Still flirting with another presidential run, Rudolph W. Giuliani is scheduled to make what an aide calls an “important trip” to New Hampshire aimed as much at convincing the former New York mayor to run as convincing the state’s voters that he’s the Republican with the best chance to win in 2012.
A planned two-day visit beginning Thursday is designed to showcase Giuliani’s potential strengths in the still-uncertain race for the GOP nomination. He is to meet with various Republican groups throughout the Granite State, and participate in discussions on healthcare reform, job creation and crime.
Wayne Semprini, a former state Republican Party chairman who supported Giuliani in his failed 2008 run, said voters are still up for grabs in the state with nation’s first primary, and that he believes Giuliani can wage a stronger campaign on his second try.
“He’s the best we could do if we could get him to run,” Semprini said in an interview Tuesday.
“I agree with very little if anything that the current president does. So from my standpoint, we have 10 or 12 people who would do a better job running the country,” he continued, referring to the other GOP candidates. “But we’re talking about a turnaround situation. And we need somebody who has a proven ability in a governing situation to show he can turn things around.”
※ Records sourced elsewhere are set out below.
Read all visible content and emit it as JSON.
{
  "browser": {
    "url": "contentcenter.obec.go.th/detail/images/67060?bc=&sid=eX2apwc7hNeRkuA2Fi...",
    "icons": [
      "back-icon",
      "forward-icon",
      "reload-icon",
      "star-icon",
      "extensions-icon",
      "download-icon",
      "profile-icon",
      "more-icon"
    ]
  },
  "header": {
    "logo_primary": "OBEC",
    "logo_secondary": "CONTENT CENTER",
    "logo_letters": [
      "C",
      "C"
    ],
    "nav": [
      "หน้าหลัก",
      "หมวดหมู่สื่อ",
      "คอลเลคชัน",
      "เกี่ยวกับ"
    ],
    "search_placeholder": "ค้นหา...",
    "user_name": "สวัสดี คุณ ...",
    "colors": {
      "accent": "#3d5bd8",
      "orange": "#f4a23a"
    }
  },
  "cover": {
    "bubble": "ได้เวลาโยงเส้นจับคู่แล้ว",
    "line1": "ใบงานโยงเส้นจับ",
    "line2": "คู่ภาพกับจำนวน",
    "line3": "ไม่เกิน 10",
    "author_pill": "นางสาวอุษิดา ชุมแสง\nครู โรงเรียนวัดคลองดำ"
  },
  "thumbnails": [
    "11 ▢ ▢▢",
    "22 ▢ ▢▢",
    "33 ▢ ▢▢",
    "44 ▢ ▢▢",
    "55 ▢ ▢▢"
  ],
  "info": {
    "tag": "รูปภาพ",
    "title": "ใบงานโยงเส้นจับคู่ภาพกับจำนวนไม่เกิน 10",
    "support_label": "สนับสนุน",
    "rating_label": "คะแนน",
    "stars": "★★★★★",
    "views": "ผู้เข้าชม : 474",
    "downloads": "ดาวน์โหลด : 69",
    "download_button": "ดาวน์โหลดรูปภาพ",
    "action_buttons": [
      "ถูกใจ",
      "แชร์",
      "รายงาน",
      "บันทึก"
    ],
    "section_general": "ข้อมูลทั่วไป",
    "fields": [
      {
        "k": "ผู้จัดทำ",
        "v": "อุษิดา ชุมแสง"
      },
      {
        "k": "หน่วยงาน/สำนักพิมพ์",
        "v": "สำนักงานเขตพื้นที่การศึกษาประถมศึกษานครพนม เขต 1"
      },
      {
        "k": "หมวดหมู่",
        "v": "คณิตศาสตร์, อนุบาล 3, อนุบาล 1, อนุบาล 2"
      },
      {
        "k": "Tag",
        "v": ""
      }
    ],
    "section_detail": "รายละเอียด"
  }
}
In the run-up to the 2008 election, Giuliani began his campaign as a national front-runner, thanks in part to his reputation as “America’s mayor” following the 9/11 attacks.
But as the primaries neared, Giuliani’s campaign foundered. He ignored Iowa and ultimately abandoned New Hampshire, placing a risky bet on winning the Florida primary that ultimately backfired.
Despite raising millions of dollars, he dropped out of the race after winning just a single delegate.
Giuliani has since admitted that giving up on New Hampshire was a fatal mistake, and said over the last year that if he did run again, he’d focus on winning one of the first three nominating states.
This New Hampshire swing shows he’s following through.
“This is a testing-the-waters trip,” Semprini said.
He acknowledged, though, that Giuliani is still uncertain of his plans. Alicia Preston, a spokesman for Giuliani, said “he is still in deciding stage.”
Semprini planned this trip in part to help convince Giuliani that there’s support for another run. He said “feels so much better” about Giuliani’s chances this time.
“We know what the issues are, and we know who we’re up against,” he said. “We’re not wondering whether it’s going to be Hillary or Obama. We know who it is, we know how that guy governs, and we know the way Rudy Giuliani governs is almost diametrically opposed to the way Obama governs.”
Even though he hasn’t waged an active campaign in the state, Giuliani garnered 7% support in the most recent University of New Hampshire poll, ahead of established candidates such as Tim Pawlenty, Jon Huntsman and Newt Gingrich.
Mitt Romney remains the decided front-runner in the state, Semprini conceded, but “he’s just not as real a deal as Rudy Giuliani is.”
“One thing about Rudy Giuliani -- you don’t find him changing his positions. You may not agree with everything he says, but you don’t find him changing his positions,” he said.
Romney will also be in New Hampshire on Thursday, meeting with business owners and hosting a town hall meeting.